The benefits of continuous positive airway pressure machines (CPAP) for patients with obstructive sleep apnea (OSA) are quickly reversed when the therapy is withdrawn, according to Swiss research.
The findings appear online in the articles-in-press section of the American Thoracic Society’s American Journal of Respiratory and Critical Care Medicine.
“In patients with obstructive sleep apnea who are established on CPAP treatment, withdrawal of the therapy is associated with a rapid recurrence of OSA and sleepiness within a few days,” said Malcolm Kohler, MD, senior consultant at the Sleep Disorders Centre and Pulmonary Division of the University Hospital in Zurich. “After 14 days of CPAP withdrawal, OSA patients experienced considerable increases in heart rate and blood pressure as well as a deterioration in vascular function.”
The researchers recruited patients who had been previously diagnosed with OSA and treated with CPAP and were registered in a database of the Sleep Disorders Centre in Zurich. Patients were randomized to either continue CPAP therapy or to withdraw CPAP (maintaining a sub-therapeutic level) for 2 weeks. After baseline polysomnography, patients underwent nightly at-home assessment of respiration and oxygen saturation each day of the study period. Patients were also assessed for subjective and objective sleepiness, psychomotor performance, blood pressure and heart rate, endothelial function, systemic inflammation, insulin resistance, and urinary catecholamines. The polysomnography was repeated at the end of the 2-week period.
Not surprisingly, at the end of the study period, there was a significant increase in apneic events, oxygen desaturations, and the number of arousals during sleep. As a consequence of the recurrence of sleep-disordered breathing, subjective sleepiness increased in the CPAP withdrawal group. “Withdrawal of CPAP was associated with a rapid return of sleep-disordered breathing within a few days,” said Kohler.

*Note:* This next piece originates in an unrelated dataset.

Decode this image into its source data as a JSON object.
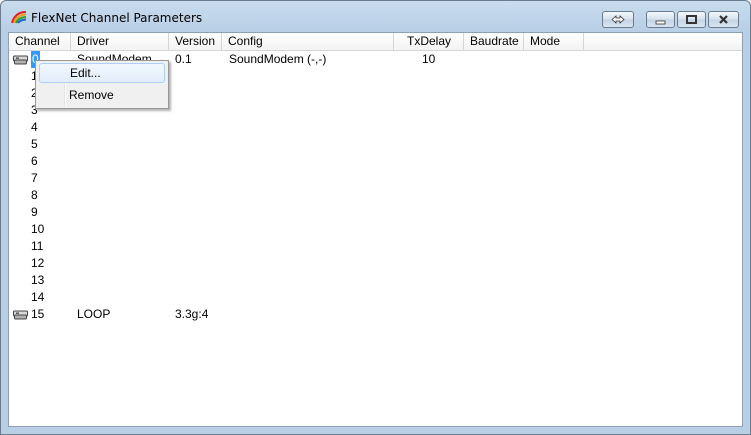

Importantly, endothelial function deteriorated considerably in the CPAP withdrawal group, and there was a marked increase in blood pressure and heart rate after 2 weeks. Additionally, the researchers found a significant increase in urinary catecholamines, hormones consistent with sympathetic nervous system activation. These findings imply that withdrawal of CPAP therapy for even a short time has a measurable negative effect on the cardiovascular system.